The last service I covered was Memolane which went live late last year. They took a timeline based approach to Lifestreaming and provide the ability to import very deep archived data from the services they support. They also allow the Lifestreams to be embedded on other sites. These were a few of the distinctive features that brought a taste of how new services may be able to provide a resurgence to the Lifestreaming services arena. With all of the new innovations with regards to Visualizing and accessing data via API on the web not to mention the emergence of HTML5 there are many new tricks that can start to become apparent to liven up this old dog (in web years of course) called Lifestreaming.
And then along comes Glossi which is the first Lifestreaming service I have written about this year. I discovered Glossi from this post on The Next Web where Nancy Messieh not only provides a glimpse of this currently in private beta service, but also gains access to the inspiration and future plans from the founders. Luckily they were offering invites so I quickly snapped one up so I could take this new service for a spin. [Spolier alert: I have invites for readers below]
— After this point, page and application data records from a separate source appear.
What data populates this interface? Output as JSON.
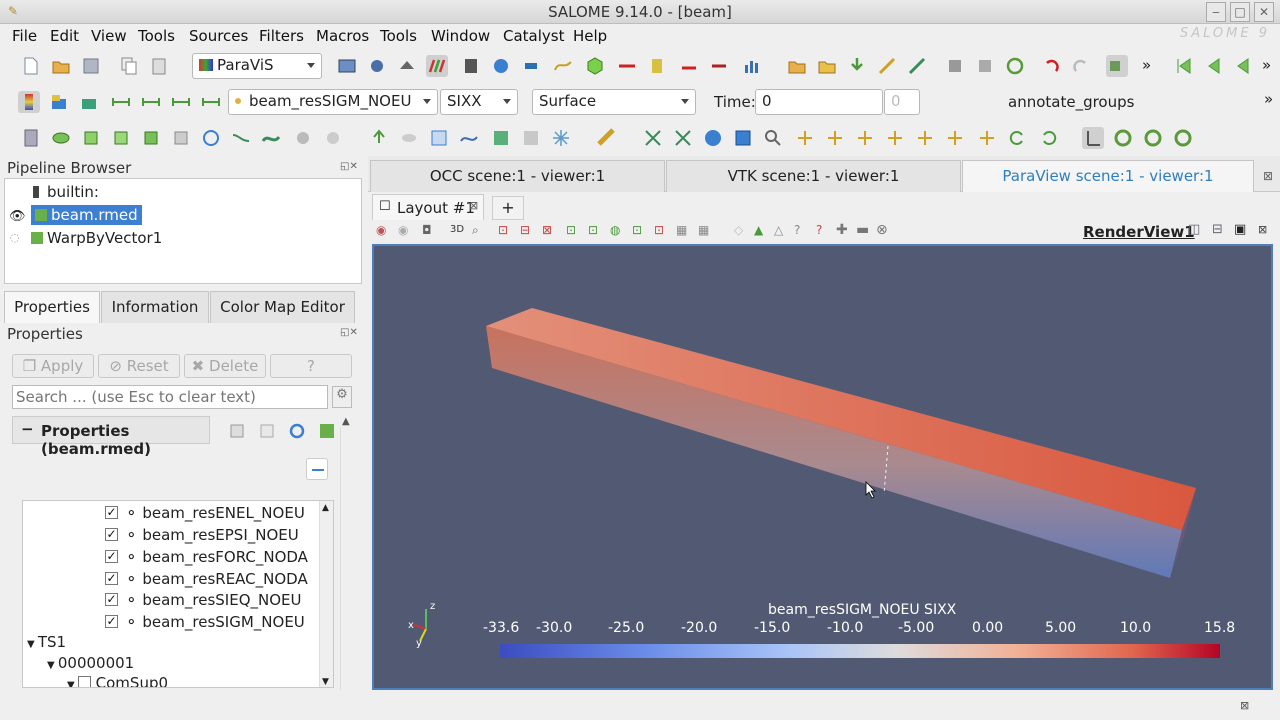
{
  "window": {
    "title": "SALOME 9.14.0 - [beam]",
    "watermark": "SALOME 9"
  },
  "menu": [
    "File",
    "Edit",
    "View",
    "Tools",
    "Sources",
    "Filters",
    "Macros",
    "Tools",
    "Window",
    "Catalyst",
    "Help"
  ],
  "toolbar": {
    "module": "ParaViS",
    "source_combo": "beam_resSIGM_NOEU",
    "component_combo": "SIXX",
    "representation_combo": "Surface",
    "time_label": "Time:",
    "time_value": "0",
    "time_index": "0",
    "annotate": "annotate_groups",
    "more": "»"
  },
  "pipeline": {
    "title": "Pipeline Browser",
    "items": [
      {
        "label": "builtin:"
      },
      {
        "label": "beam.rmed"
      },
      {
        "label": "WarpByVector1"
      }
    ]
  },
  "tabs_left": [
    "Properties",
    "Information",
    "Color Map Editor"
  ],
  "properties": {
    "title": "Properties",
    "apply": "Apply",
    "reset": "Reset",
    "delete": "Delete",
    "help": "?",
    "search_placeholder": "Search ... (use Esc to clear text)",
    "section": "Properties (beam.rmed)",
    "fields": [
      "beam_resENEL_NOEU",
      "beam_resEPSI_NOEU",
      "beam_resFORC_NODA",
      "beam_resREAC_NODA",
      "beam_resSIEQ_NOEU",
      "beam_resSIGM_NOEU"
    ],
    "ts": "TS1",
    "ts_child": "00000001",
    "ts_grandchild": "ComSup0"
  },
  "scene_tabs": [
    "OCC scene:1 - viewer:1",
    "VTK scene:1 - viewer:1",
    "ParaView scene:1 - viewer:1"
  ],
  "layout_tab": "Layout #1",
  "add_tab": "+",
  "renderview": {
    "label": "RenderView1",
    "button_3d": "3D"
  },
  "colorbar": {
    "title": "beam_resSIGM_NOEU SIXX",
    "ticks": [
      "-33.6",
      "-30.0",
      "-25.0",
      "-20.0",
      "-15.0",
      "-10.0",
      "-5.00",
      "0.00",
      "5.00",
      "10.0",
      "15.8"
    ],
    "min_color": "#3b4cc0",
    "max_color": "#b40426"
  },
  "axes": {
    "z": "z",
    "x": "x",
    "y": "y"
  },
  "colors": {
    "viewport_bg": "#525a73",
    "selection": "#3d7fd1",
    "accent_tab_text": "#2f7ec1"
  }
}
In the past, the the majority of Lifestreaming services took a pretty dry visual approach by simply aggregating posts from all services in a bland list format. Glossi has taken a fresh new approach taking queues from newer visual designs and taking advantage of richer methods to display data.
Creating and setting up the account was super simple. Just plug in one or more of the current five services supported including Twitter, Foursquare, Instagram, Tumblr, and Facebook. I believe all services used a quick and simple oAuth process to connect your accounts. You also have the ability to set individual accounts to be either public or private, meaning that the content is only viewable by you. After you’ve connected all your accounts you can visit your profile page which depending on the services you’ve added will provide a nice visual display of your posts from each of the services.
The first thing to note with Glossi is that they break down your Lifestream into weekly chunks. So each page is comprised of all the posts within that week. For a profile that added Foursquare they will get a map with pushpins that represent all the checkins with a sidebar that offers a nice sliding list of the posts from each location along with a photo if one was added. Also, if you click on any of the pushpins it anchors directly to the post on the sliding bar. This is an example of using new thinking both from a presentation and functionality standpoint to add value to otherwise bland Lifestream data.
Below the Foursquare block you will get a random output of boxes that display tweets, photos, and posts from all of the other connected services in a visually appealing way. Also, each weekly page renders randomly upon every refresh. At the bottom of each weekly page are previous and next buttons to continue navigating through the timeline and if you mouseover a graph at the bottom you will get details of the number of tweets, checkins, posts, and photos as you slide through each week. The top of the page provides some basic profile information and avatar along with links to the external services you have linked up. Beyond that there is a button to visit other random Glossi profiles and there is a friending mechanism that acts as a way to bookmark other users profile pages.
So that’s Glossi in a nutshell. I like how they’ve taken the basic Lifestreaming data principal and have infused some newer ideas to make it more visually appealing. The Foursquare module is my favorite and I’d like to see some more innovative grouping of content done that way. In the interview Nancy did for The Next Web they mentioned that their top priority is to improve the visualization algorithm and then they will focus on adding new services including RSS, Posterous, Flickr, Gowalla, Vimeo, Last.fm. I hope they add YouTube as well.
I’m happy to see that although Lifestreaming services have languished, that there are still people that see the value and continue to try and provide new approaches to creating services around them. I look forward to watching Glossi progress with their development roadmap.
Glossi was nice enough to provide 100 invite codes to their private beta for Lifestream Blog readers. Just visit this link and go test out their service.